Perhaps we have to guide and support our kids towards self-regulation in a respectful way.
So is it really okay to give unschooling kids unlimited access to screens and the Internet?
I say to Imogen, “Most unschoolers state that if we trust our kids and let them have free access to such things as the computer and the Internet, they will learn to self-regulate their usage. Do you agree?”
“And if kids seem to be overdosing on their computers when the restrictions are lifted, this will pass once the novelty wears off.”
“Yes, that makes sense.”
I then say, “I’ve never made any screen rules and none of you kids has a problem. It’s all very simple, isn’t it? Or maybe it’s not. I’ve been thinking about how I have free access to the computer and I’m having trouble controlling my behaviour. I waste time online. I get distracted. I feel unhappy with how I keep checking my phone. So if adults like me can show addictive behaviour online perhaps kids can as well. Maybe it’s not enough to reassure other parents that if they let go of control, everything will be okay.”

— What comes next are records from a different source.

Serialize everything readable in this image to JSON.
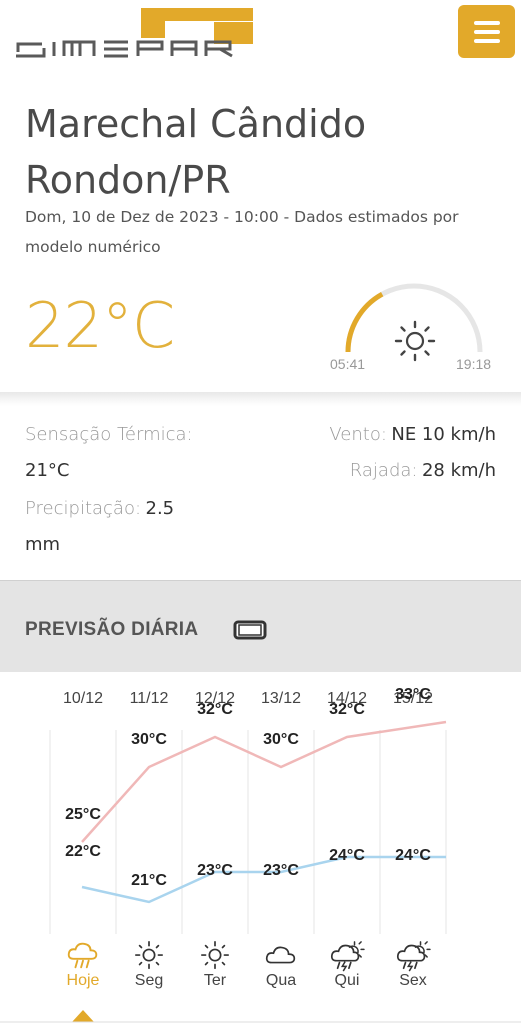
{
  "header": {
    "logo_text": "SIMEPAR",
    "menu_icon": "hamburger-icon",
    "accent": "#e2a92a"
  },
  "location": {
    "city_line1": "Marechal Cândido",
    "city_line2": "Rondon/PR",
    "dateline": "Dom, 10 de Dez de 2023 - 10:00 - Dados estimados por modelo numérico"
  },
  "current": {
    "temperature": "22°C",
    "sunrise": "05:41",
    "sunset": "19:18",
    "sun_icon": "sun-icon",
    "daylight_progress": 0.34
  },
  "details": {
    "feels_label": "Sensação Térmica:",
    "feels_value": "21°C",
    "precip_label": "Precipitação:",
    "precip_value": "2.5",
    "precip_unit": "mm",
    "wind_label": "Vento:",
    "wind_value": "NE 10 km/h",
    "gust_label": "Rajada:",
    "gust_value": "28 km/h"
  },
  "daily": {
    "title": "PREVISÃO DIÁRIA",
    "toggle_icon": "mobile-rotate-icon"
  },
  "chart_data": {
    "type": "line",
    "categories": [
      "10/12",
      "11/12",
      "12/12",
      "13/12",
      "14/12",
      "15/12"
    ],
    "days": [
      "Hoje",
      "Seg",
      "Ter",
      "Qua",
      "Qui",
      "Sex"
    ],
    "day_icons": [
      "rain-cloud-icon",
      "sun-icon",
      "sun-icon",
      "cloud-icon",
      "storm-sun-icon",
      "storm-sun-icon"
    ],
    "series": [
      {
        "values": [
          25,
          30,
          32,
          30,
          32,
          33
        ],
        "labels": [
          "25°C",
          "30°C",
          "32°C",
          "30°C",
          "32°C",
          "33°C"
        ],
        "color": "#f0b8b8"
      },
      {
        "values": [
          22,
          21,
          23,
          23,
          24,
          24
        ],
        "labels": [
          "22°C",
          "21°C",
          "23°C",
          "23°C",
          "24°C",
          "24°C"
        ],
        "color": "#a9d4ee"
      }
    ],
    "selected_day": 0,
    "selected_color": "#e2a92a"
  }
}
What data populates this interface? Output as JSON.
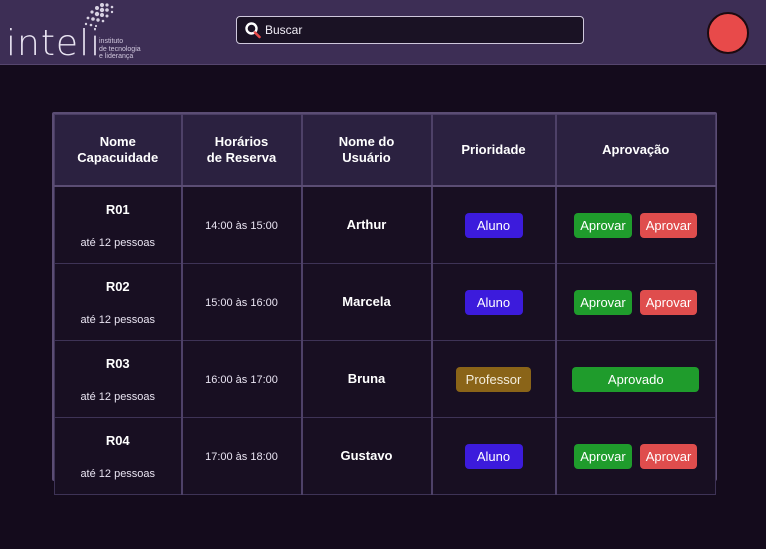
{
  "brand": {
    "name": "inteli",
    "tagline": "instituto\nde tecnologia\ne liderança"
  },
  "search": {
    "placeholder": "Buscar",
    "value": ""
  },
  "colors": {
    "header_bg": "#3d2e55",
    "page_bg": "#140b1c",
    "aluno_badge": "#3c1bdc",
    "professor_badge": "#8a6418",
    "approve": "#1f9c2c",
    "reject": "#df4d4d",
    "profile": "#e84a4a"
  },
  "table": {
    "headers": {
      "room": "Nome\nCapacuidade",
      "time": "Horários\nde Reserva",
      "user": "Nome do\nUsuário",
      "priority": "Prioridade",
      "approval": "Aprovação"
    },
    "rows": [
      {
        "code": "R01",
        "capacity": "até 12 pessoas",
        "time": "14:00 às 15:00",
        "user": "Arthur",
        "priority": "Aluno",
        "approve_label": "Aprovar",
        "reject_label": "Aprovar"
      },
      {
        "code": "R02",
        "capacity": "até 12 pessoas",
        "time": "15:00 às 16:00",
        "user": "Marcela",
        "priority": "Aluno",
        "approve_label": "Aprovar",
        "reject_label": "Aprovar"
      },
      {
        "code": "R03",
        "capacity": "até 12 pessoas",
        "time": "16:00 às 17:00",
        "user": "Bruna",
        "priority": "Professor",
        "approved_label": "Aprovado"
      },
      {
        "code": "R04",
        "capacity": "até 12 pessoas",
        "time": "17:00 às 18:00",
        "user": "Gustavo",
        "priority": "Aluno",
        "approve_label": "Aprovar",
        "reject_label": "Aprovar"
      }
    ]
  }
}
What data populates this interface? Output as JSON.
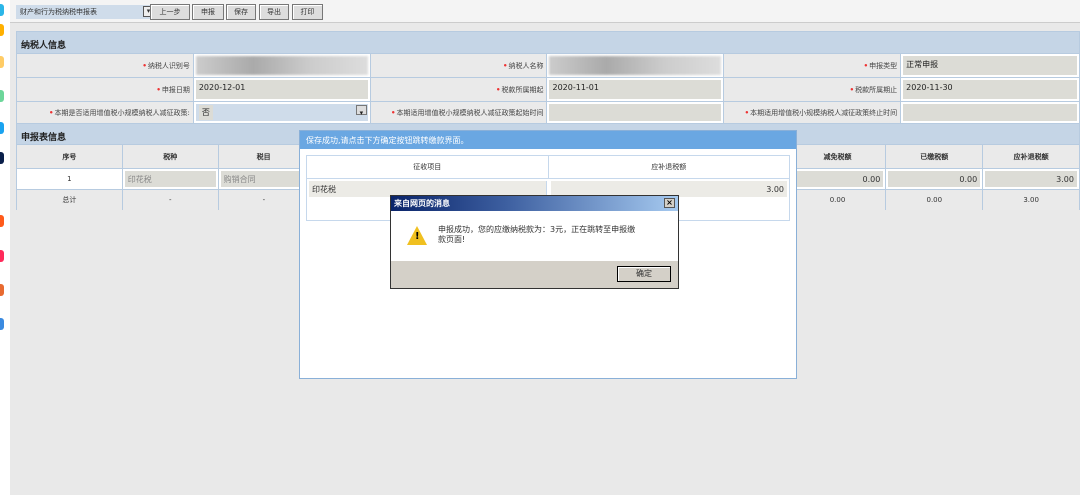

After listening to me, Imogen has something of own to add: “If parents are worried that their kids are using their screens in a way detrimental to their health and happiness, they can’t just say, ‘Turn off the computer and go do something else.’ It’s not that easy. What will kids do? It’s important parents build up an offline life full of rich experiences that a child will want to be part of. A parent has to do something. They can’t just stand back and make rules.”
“Perhaps parents have to work on their connections so that their kids trust them and value their opinions. This will also ensure parents know their kids very well. If we all have strong bonds of connection, maybe we can allow our kids free access to their screens and there won’t be any problems…”
Our conversation continues. There’s a lot to say. This is a very involved topic.
I could keep writing. There are other points I might make. But maybe what I have already written is enough to begin a conversation, to get us all thinking. If you’d like to stop by and share your thoughts and experiences, please do!